US Pacific Command recently added Ghost Fleet to its professional development books and film list, which in the words of PACOM commander Admiral Harry Harris “is a selection of good books — novels and non-fiction — and movies that tries to reflect the breadth and depth of issues that cover what we all do at United States Pacific Command.” It’s an honor to have our novel added to professional military reading lists, particularly for the combatant command focused on the future of the Asia Pacific region. Ghost Fleet features in the list’s fiction section, alongside Asia-focused titles such as The Orphan Master’s Son and War Trash.
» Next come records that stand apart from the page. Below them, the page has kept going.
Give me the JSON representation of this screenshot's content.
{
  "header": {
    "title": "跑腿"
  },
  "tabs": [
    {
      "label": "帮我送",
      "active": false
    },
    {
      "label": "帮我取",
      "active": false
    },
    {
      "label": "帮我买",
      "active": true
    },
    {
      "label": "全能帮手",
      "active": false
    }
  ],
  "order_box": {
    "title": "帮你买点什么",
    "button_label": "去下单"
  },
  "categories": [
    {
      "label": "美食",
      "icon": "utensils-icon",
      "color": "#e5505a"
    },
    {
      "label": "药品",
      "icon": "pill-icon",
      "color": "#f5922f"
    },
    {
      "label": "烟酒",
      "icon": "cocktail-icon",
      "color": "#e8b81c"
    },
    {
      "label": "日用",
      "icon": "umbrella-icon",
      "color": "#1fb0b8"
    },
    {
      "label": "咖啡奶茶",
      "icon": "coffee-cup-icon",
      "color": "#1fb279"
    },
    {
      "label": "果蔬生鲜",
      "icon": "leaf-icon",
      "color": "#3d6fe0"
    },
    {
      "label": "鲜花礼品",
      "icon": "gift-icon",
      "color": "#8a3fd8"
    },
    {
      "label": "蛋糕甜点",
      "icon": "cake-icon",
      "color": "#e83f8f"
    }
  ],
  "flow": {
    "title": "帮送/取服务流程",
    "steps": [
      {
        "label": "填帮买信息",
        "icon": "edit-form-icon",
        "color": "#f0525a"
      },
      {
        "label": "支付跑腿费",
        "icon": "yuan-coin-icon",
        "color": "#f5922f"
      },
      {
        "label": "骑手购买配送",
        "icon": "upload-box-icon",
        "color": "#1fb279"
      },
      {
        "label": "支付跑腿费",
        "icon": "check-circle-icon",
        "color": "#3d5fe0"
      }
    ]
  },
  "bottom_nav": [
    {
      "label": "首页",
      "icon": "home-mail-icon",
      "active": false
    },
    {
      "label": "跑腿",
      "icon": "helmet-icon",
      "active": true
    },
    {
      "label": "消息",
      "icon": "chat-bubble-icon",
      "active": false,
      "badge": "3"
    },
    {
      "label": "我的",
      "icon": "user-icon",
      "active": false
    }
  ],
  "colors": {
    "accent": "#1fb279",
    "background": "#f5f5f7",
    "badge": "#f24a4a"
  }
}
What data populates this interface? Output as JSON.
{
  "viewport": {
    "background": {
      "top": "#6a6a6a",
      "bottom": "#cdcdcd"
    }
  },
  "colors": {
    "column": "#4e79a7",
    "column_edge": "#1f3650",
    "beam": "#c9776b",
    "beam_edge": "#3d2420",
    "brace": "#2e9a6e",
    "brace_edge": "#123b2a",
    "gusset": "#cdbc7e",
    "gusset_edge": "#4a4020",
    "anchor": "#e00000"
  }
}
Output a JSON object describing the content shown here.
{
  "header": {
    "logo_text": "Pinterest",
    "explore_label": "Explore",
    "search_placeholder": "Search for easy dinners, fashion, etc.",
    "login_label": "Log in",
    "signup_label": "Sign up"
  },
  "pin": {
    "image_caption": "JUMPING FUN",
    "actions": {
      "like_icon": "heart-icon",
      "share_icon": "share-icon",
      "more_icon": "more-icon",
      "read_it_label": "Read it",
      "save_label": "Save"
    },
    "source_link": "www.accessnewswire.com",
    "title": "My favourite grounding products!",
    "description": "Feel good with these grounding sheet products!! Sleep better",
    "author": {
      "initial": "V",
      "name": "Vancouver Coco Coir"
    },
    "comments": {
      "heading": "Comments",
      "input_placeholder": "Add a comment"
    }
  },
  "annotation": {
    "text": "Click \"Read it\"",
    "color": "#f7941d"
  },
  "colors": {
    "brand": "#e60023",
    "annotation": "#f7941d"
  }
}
What Ghost Fleet can do is help open up conversations about some of the uncomfortable gaps between how the US defense establishment has viewed the future of conflict and what it might actually be like in the coming decade. In the past, such comments and conversations could be a professional liability, but today they are a strategic necessity. That is how the book’s value is described: “This novel, about future war, challenges some sacred assumptions about the composition of our armed forces, the strengths of our new systems, and even the way we fight.”